State ecology department begins to make rules for capping carbon emissions. Will benefits justify costs?

The state Department of Ecology has announced the beginning of an extended process to regulate carbon emissions. 

…the Washington Department of Ecology formally began writing a rule that would require the state’s largest polluters to reduce their greenhouse gases. Ecology is considering businesses and organizations that are responsible for producing 100,000 metric tons or more of greenhouse gases be covered under the rule. The types of businesses include:

  • Natural gas distributors
  • Petroleum fuel producers
  • Factories
  • Power plants
  • Waste facilities
  • Metal manufacturers

Here’s the list of companies Ecology thinks will be affected. 

The department is responding to Gov. Jay Inslee’s July directive (we wrote about it here). The governor statement at the time said,

…Washingtonians have too much at stake to wait any longer for legislative action…

The regulatory cap on carbon emissions would force a significant reduction in air pollution and will be the centerpiece of Inslee’s strategy to make sure the state meets its statutory emission limits set by the Legislature in 2008.

The Seattle Times reported in July,

The scope of the forthcoming emissions rules was not clear, as Inslee asked Ecology Director Maia Bellon to launch a yearlong rule-making process. The governor’s office said that process will be “open and transparent” and include public input.

Critics questioned whether the governor had the authority to adopt regulatory caps and noted the lack of legislative support for his proposed cap-and-trade policies. Supporters cheered the governor’s decision to bypass lawmakers. As the process begins this week, the divide remains sharply defined. The AP reports

Unlike legislation Inslee sought earlier this year, this proposal won’t charge emitters for carbon pollution. Inslee had pitched his plan as a way to raise more than $1 billion a year for schools and other programs. His proposal was strongly opposed in the Republican-controlled Senate; it also never came up for a floor vote in the Democrat-controlled House.

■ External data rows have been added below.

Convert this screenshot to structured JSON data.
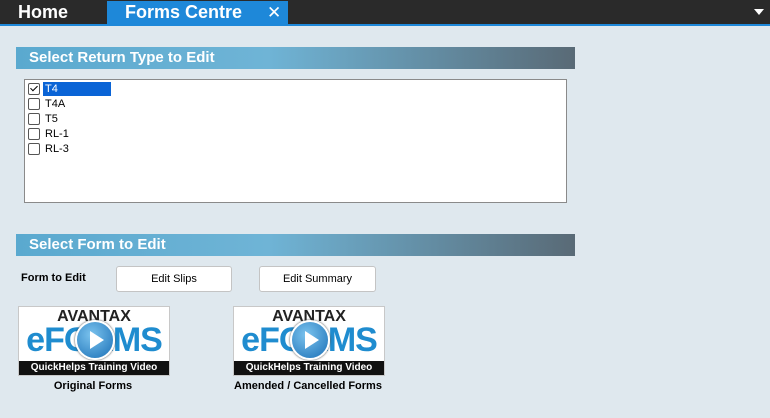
{
  "tabs": {
    "home": "Home",
    "forms_centre": "Forms Centre",
    "close_glyph": "✕"
  },
  "return_type": {
    "header": "Select Return Type to Edit",
    "items": [
      {
        "label": "T4",
        "checked": true,
        "selected": true
      },
      {
        "label": "T4A",
        "checked": false,
        "selected": false
      },
      {
        "label": "T5",
        "checked": false,
        "selected": false
      },
      {
        "label": "RL-1",
        "checked": false,
        "selected": false
      },
      {
        "label": "RL-3",
        "checked": false,
        "selected": false
      }
    ]
  },
  "form_edit": {
    "header": "Select Form to Edit",
    "label": "Form to Edit",
    "edit_slips": "Edit Slips",
    "edit_summary": "Edit Summary"
  },
  "videos": [
    {
      "logo": "AVANTAX",
      "product": "eFORMS",
      "caption": "QuickHelps Training Video",
      "label": "Original Forms"
    },
    {
      "logo": "AVANTAX",
      "product": "eFORMS",
      "caption": "QuickHelps Training Video",
      "label": "Amended / Cancelled Forms"
    }
  ],
  "colors": {
    "accent": "#1e88d9",
    "background": "#dfe8ee",
    "tabbar": "#2a2a2a",
    "selection": "#0a64d6"
  }
}
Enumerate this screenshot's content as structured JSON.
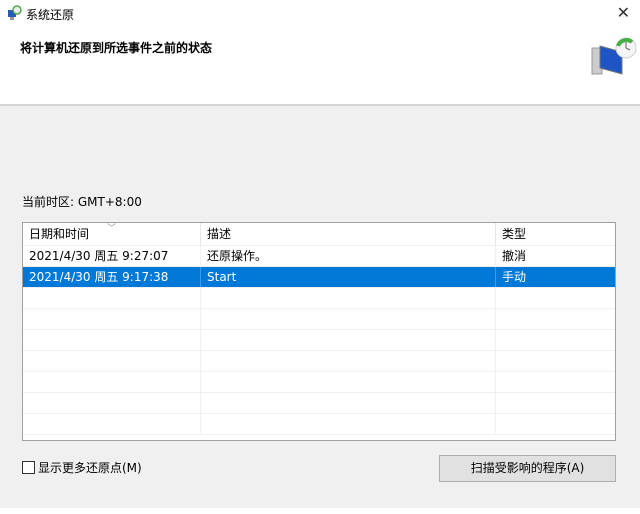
{
  "window": {
    "title": "系统还原",
    "close_label": "✕"
  },
  "header": {
    "subtitle": "将计算机还原到所选事件之前的状态"
  },
  "timezone": "当前时区: GMT+8:00",
  "table": {
    "columns": [
      "日期和时间",
      "描述",
      "类型"
    ],
    "rows": [
      {
        "date": "2021/4/30 周五 9:27:07",
        "desc": "还原操作。",
        "type": "撤消",
        "selected": false
      },
      {
        "date": "2021/4/30 周五 9:17:38",
        "desc": "Start",
        "type": "手动",
        "selected": true
      }
    ]
  },
  "show_more": {
    "label": "显示更多还原点(M)",
    "checked": false
  },
  "scan_button": "扫描受影响的程序(A)",
  "colors": {
    "selection": "#0078d7"
  }
}
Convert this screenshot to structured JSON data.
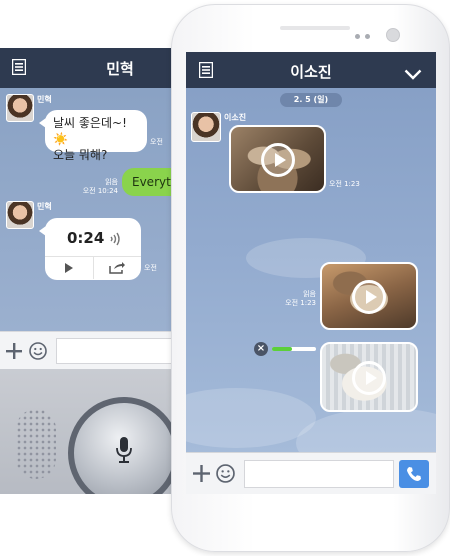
{
  "back_chat": {
    "title": "민혁",
    "sender_name": "민혁",
    "message_1": "날씨 좋은데~! ☀️",
    "message_1_line2": "오늘 뭐해?",
    "message_1_time": "오전",
    "my_message": "Everyth",
    "my_message_read": "읽음",
    "my_message_time": "오전 10:24",
    "sender_name_2": "민혁",
    "voice_duration": "0:24",
    "voice_time": "오전"
  },
  "front_chat": {
    "title": "이소진",
    "date_label": "2. 5 (일)",
    "sender_name": "이소진",
    "video_1_time": "오전 1:23",
    "video_2_read": "읽음",
    "video_2_time": "오전 1:23",
    "upload_progress": 0.45
  },
  "icons": {
    "menu": "menu-icon",
    "chevron": "chevron-down-icon",
    "add": "plus-icon",
    "emoji": "smiley-icon",
    "mic": "mic-icon",
    "call": "phone-icon",
    "play": "play-icon",
    "share": "share-icon",
    "speaker": "sound-wave-icon",
    "cancel": "close-icon"
  },
  "colors": {
    "header": "#2e3a50",
    "chat_bg": "#8aa2c6",
    "my_bubble": "#8ad34c",
    "call_button": "#4a8fe4",
    "progress": "#5ccf3a"
  }
}
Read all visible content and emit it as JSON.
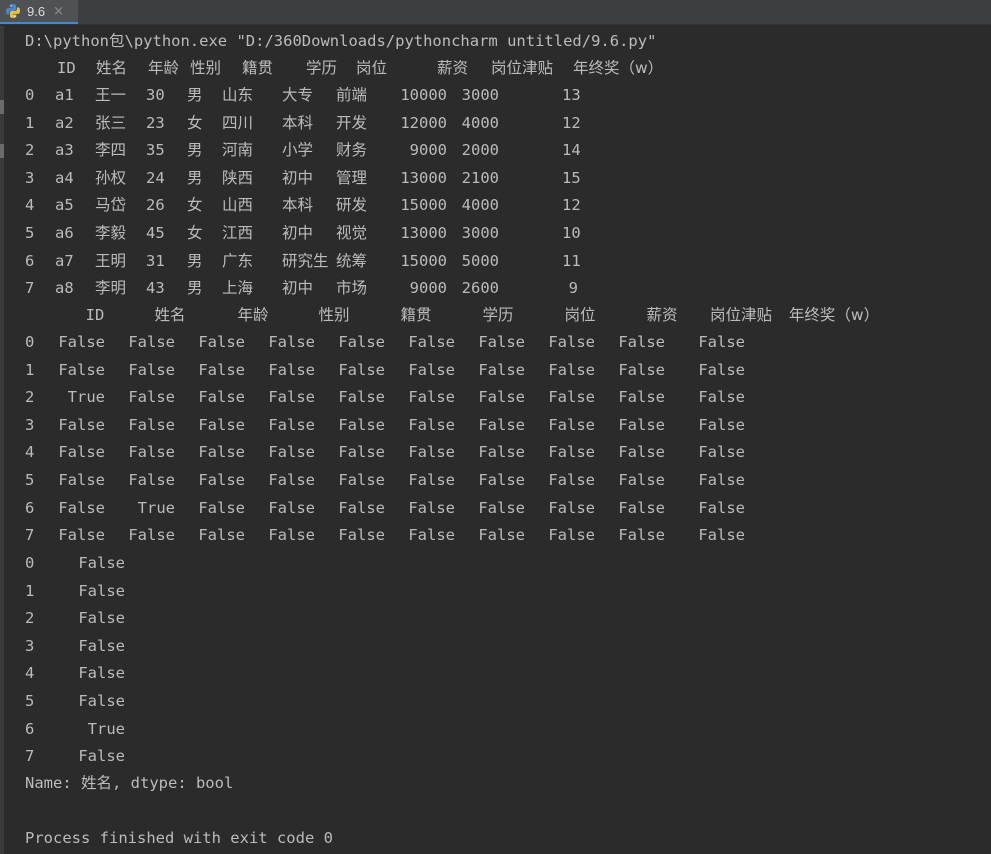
{
  "tab": {
    "title": "9.6",
    "icon": "python-icon",
    "close_glyph": "×"
  },
  "console": {
    "command": "D:\\python包\\python.exe \"D:/360Downloads/pythoncharm untitled/9.6.py\"",
    "df_header": [
      "ID",
      "姓名",
      "年龄",
      "性别",
      "籍贯",
      "学历",
      "岗位",
      "薪资",
      "岗位津贴",
      "年终奖（w）"
    ],
    "df_rows": [
      [
        "0",
        "a1",
        "王一",
        "30",
        "男",
        "山东",
        "大专",
        "前端",
        "10000",
        "3000",
        "13"
      ],
      [
        "1",
        "a2",
        "张三",
        "23",
        "女",
        "四川",
        "本科",
        "开发",
        "12000",
        "4000",
        "12"
      ],
      [
        "2",
        "a3",
        "李四",
        "35",
        "男",
        "河南",
        "小学",
        "财务",
        "9000",
        "2000",
        "14"
      ],
      [
        "3",
        "a4",
        "孙权",
        "24",
        "男",
        "陕西",
        "初中",
        "管理",
        "13000",
        "2100",
        "15"
      ],
      [
        "4",
        "a5",
        "马岱",
        "26",
        "女",
        "山西",
        "本科",
        "研发",
        "15000",
        "4000",
        "12"
      ],
      [
        "5",
        "a6",
        "李毅",
        "45",
        "女",
        "江西",
        "初中",
        "视觉",
        "13000",
        "3000",
        "10"
      ],
      [
        "6",
        "a7",
        "王明",
        "31",
        "男",
        "广东",
        "研究生",
        "统筹",
        "15000",
        "5000",
        "11"
      ],
      [
        "7",
        "a8",
        "李明",
        "43",
        "男",
        "上海",
        "初中",
        "市场",
        "9000",
        "2600",
        "9"
      ]
    ],
    "dup_header": [
      "ID",
      "姓名",
      "年龄",
      "性别",
      "籍贯",
      "学历",
      "岗位",
      "薪资",
      "岗位津贴",
      "年终奖（w）"
    ],
    "dup_rows": [
      [
        "0",
        "False",
        "False",
        "False",
        "False",
        "False",
        "False",
        "False",
        "False",
        "False",
        "False"
      ],
      [
        "1",
        "False",
        "False",
        "False",
        "False",
        "False",
        "False",
        "False",
        "False",
        "False",
        "False"
      ],
      [
        "2",
        "True",
        "False",
        "False",
        "False",
        "False",
        "False",
        "False",
        "False",
        "False",
        "False"
      ],
      [
        "3",
        "False",
        "False",
        "False",
        "False",
        "False",
        "False",
        "False",
        "False",
        "False",
        "False"
      ],
      [
        "4",
        "False",
        "False",
        "False",
        "False",
        "False",
        "False",
        "False",
        "False",
        "False",
        "False"
      ],
      [
        "5",
        "False",
        "False",
        "False",
        "False",
        "False",
        "False",
        "False",
        "False",
        "False",
        "False"
      ],
      [
        "6",
        "False",
        "True",
        "False",
        "False",
        "False",
        "False",
        "False",
        "False",
        "False",
        "False"
      ],
      [
        "7",
        "False",
        "False",
        "False",
        "False",
        "False",
        "False",
        "False",
        "False",
        "False",
        "False"
      ]
    ],
    "series_rows": [
      [
        "0",
        "False"
      ],
      [
        "1",
        "False"
      ],
      [
        "2",
        "False"
      ],
      [
        "3",
        "False"
      ],
      [
        "4",
        "False"
      ],
      [
        "5",
        "False"
      ],
      [
        "6",
        "True"
      ],
      [
        "7",
        "False"
      ]
    ],
    "series_footer": "Name: 姓名, dtype: bool",
    "exit_message": "Process finished with exit code 0"
  },
  "colors": {
    "background": "#2b2b2b",
    "text": "#bbbbbb",
    "tab_bar": "#3c3f41",
    "tab_active": "#4e5254",
    "tab_underline": "#4a88c7"
  }
}
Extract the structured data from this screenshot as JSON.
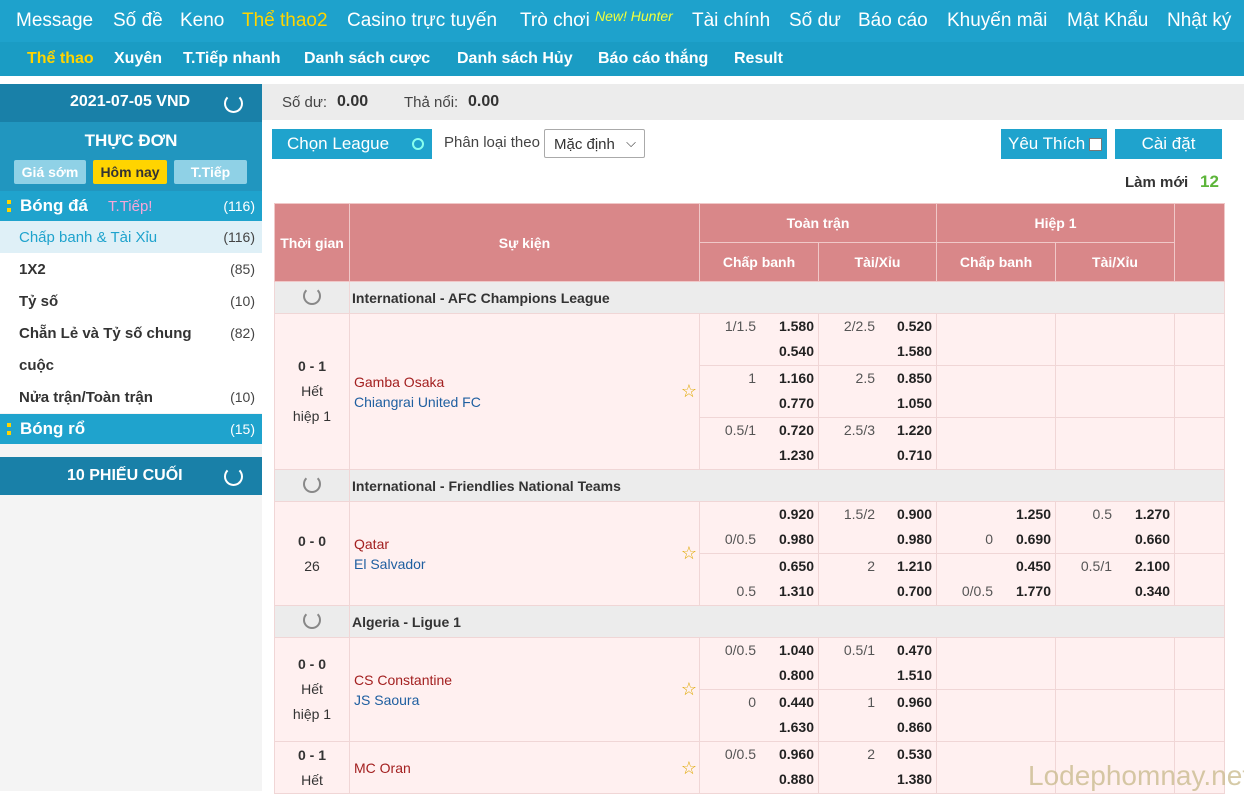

“The governor is essentially doubling down on a war on manufacturing in Washington state,” said State Sen. Doug Ericksen, R-Ferndale, who added that it would create an unfair playing field between companies in Washington and those overseas or in other states that would have not to face such regulations…

KC Golden, a senior policy adviser with Climate Solutions, applauded Inslee for putting the force of law behind a commitment to address climate change.

The proposed regulations will be the subject of extended hearings. The department’s release says,

Over the next year Ecology will hold a series of public meetings and hearings to gather input from everyone interested in participating. A schedule of meetings and other ways to participate will be updated on Ecology’s website over the next several weeks.

“We’re at the beginning stages and want to craft the rule together with industry, tribes, environmental groups and the public to ensure clean air in Washington,” [Ecology director Maia] Bellon said.

In our research report we wrote,

Many state-level regulations reflect Washingtonians’ commitment to protecting human health and the natural environment. However, the costs of regulatory compliance have a direct impact on investment and job creation.


In terms of regulatory content, Washington regulations routinely exceed the minimums required by federal law. For example, the state chose to require a global environmental impact statement, rather than a project-specific analysis, for proposed coal export facilities in 2014. Policies to address climate change and water quality are frequently cited by employers as areas of uncertainty that can affect long-range planning… While regulations ultimately reflect Washingtonians’ policy preferences, they should be regularly reviewed to see if, for example, the benefits justify the added costs of compliance.  

The proposed climate rules should be closely monitored to see if they meet reasonable cost-benefit standards.